*** Opening of SOURCE INFORMATION ***

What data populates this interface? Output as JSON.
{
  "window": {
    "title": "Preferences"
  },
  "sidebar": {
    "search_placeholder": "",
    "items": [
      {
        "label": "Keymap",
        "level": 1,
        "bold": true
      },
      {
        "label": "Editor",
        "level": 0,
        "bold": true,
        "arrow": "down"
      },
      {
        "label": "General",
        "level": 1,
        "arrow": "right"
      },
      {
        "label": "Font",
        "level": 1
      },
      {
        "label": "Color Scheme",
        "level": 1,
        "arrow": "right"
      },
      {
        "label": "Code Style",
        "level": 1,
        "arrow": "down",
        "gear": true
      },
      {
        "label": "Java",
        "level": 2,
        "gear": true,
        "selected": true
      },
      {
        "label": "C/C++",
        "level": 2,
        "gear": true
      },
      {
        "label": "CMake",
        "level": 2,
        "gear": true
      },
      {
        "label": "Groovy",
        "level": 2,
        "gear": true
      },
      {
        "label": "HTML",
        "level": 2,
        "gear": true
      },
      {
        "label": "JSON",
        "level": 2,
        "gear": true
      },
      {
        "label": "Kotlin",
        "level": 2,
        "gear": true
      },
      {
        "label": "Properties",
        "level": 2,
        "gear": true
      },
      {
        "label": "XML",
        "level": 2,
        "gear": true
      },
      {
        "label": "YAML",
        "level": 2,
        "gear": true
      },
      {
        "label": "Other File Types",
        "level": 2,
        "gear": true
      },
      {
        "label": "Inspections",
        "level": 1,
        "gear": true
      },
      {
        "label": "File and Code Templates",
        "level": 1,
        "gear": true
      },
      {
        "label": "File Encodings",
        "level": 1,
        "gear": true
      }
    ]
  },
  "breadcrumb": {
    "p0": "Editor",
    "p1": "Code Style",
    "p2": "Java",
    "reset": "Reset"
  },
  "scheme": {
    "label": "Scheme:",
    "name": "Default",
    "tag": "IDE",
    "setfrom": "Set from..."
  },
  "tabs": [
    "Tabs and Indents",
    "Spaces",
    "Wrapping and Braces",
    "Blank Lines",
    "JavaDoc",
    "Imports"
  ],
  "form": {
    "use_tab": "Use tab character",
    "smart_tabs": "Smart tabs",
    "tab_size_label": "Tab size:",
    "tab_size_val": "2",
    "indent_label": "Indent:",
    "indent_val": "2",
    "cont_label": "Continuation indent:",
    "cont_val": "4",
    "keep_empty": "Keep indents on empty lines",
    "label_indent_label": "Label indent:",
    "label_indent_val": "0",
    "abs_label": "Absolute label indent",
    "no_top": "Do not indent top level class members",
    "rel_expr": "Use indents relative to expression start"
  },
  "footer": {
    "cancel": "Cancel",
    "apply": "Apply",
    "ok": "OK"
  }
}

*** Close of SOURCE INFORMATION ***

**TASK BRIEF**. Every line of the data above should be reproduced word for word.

**TASK RESULT**.
What data populates this interface? Output as JSON.
{
  "window": {
    "title": "Preferences"
  },
  "sidebar": {
    "search_placeholder": "",
    "items": [
      {
        "label": "Keymap",
        "level": 1,
        "bold": true
      },
      {
        "label": "Editor",
        "level": 0,
        "bold": true,
        "arrow": "down"
      },
      {
        "label": "General",
        "level": 1,
        "arrow": "right"
      },
      {
        "label": "Font",
        "level": 1
      },
      {
        "label": "Color Scheme",
        "level": 1,
        "arrow": "right"
      },
      {
        "label": "Code Style",
        "level": 1,
        "arrow": "down",
        "gear": true
      },
      {
        "label": "Java",
        "level": 2,
        "gear": true,
        "selected": true
      },
      {
        "label": "C/C++",
        "level": 2,
        "gear": true
      },
      {
        "label": "CMake",
        "level": 2,
        "gear": true
      },
      {
        "label": "Groovy",
        "level": 2,
        "gear": true
      },
      {
        "label": "HTML",
        "level": 2,
        "gear": true
      },
      {
        "label": "JSON",
        "level": 2,
        "gear": true
      },
      {
        "label": "Kotlin",
        "level": 2,
        "gear": true
      },
      {
        "label": "Properties",
        "level": 2,
        "gear": true
      },
      {
        "label": "XML",
        "level": 2,
        "gear": true
      },
      {
        "label": "YAML",
        "level": 2,
        "gear": true
      },
      {
        "label": "Other File Types",
        "level": 2,
        "gear": true
      },
      {
        "label": "Inspections",
        "level": 1,
        "gear": true
      },
      {
        "label": "File and Code Templates",
        "level": 1,
        "gear": true
      },
      {
        "label": "File Encodings",
        "level": 1,
        "gear": true
      }
    ]
  },
  "breadcrumb": {
    "p0": "Editor",
    "p1": "Code Style",
    "p2": "Java",
    "reset": "Reset"
  },
  "scheme": {
    "label": "Scheme:",
    "name": "Default",
    "tag": "IDE",
    "setfrom": "Set from..."
  },
  "tabs": [
    "Tabs and Indents",
    "Spaces",
    "Wrapping and Braces",
    "Blank Lines",
    "JavaDoc",
    "Imports"
  ],
  "form": {
    "use_tab": "Use tab character",
    "smart_tabs": "Smart tabs",
    "tab_size_label": "Tab size:",
    "tab_size_val": "2",
    "indent_label": "Indent:",
    "indent_val": "2",
    "cont_label": "Continuation indent:",
    "cont_val": "4",
    "keep_empty": "Keep indents on empty lines",
    "label_indent_label": "Label indent:",
    "label_indent_val": "0",
    "abs_label": "Absolute label indent",
    "no_top": "Do not indent top level class members",
    "rel_expr": "Use indents relative to expression start"
  },
  "footer": {
    "cancel": "Cancel",
    "apply": "Apply",
    "ok": "OK"
  }
}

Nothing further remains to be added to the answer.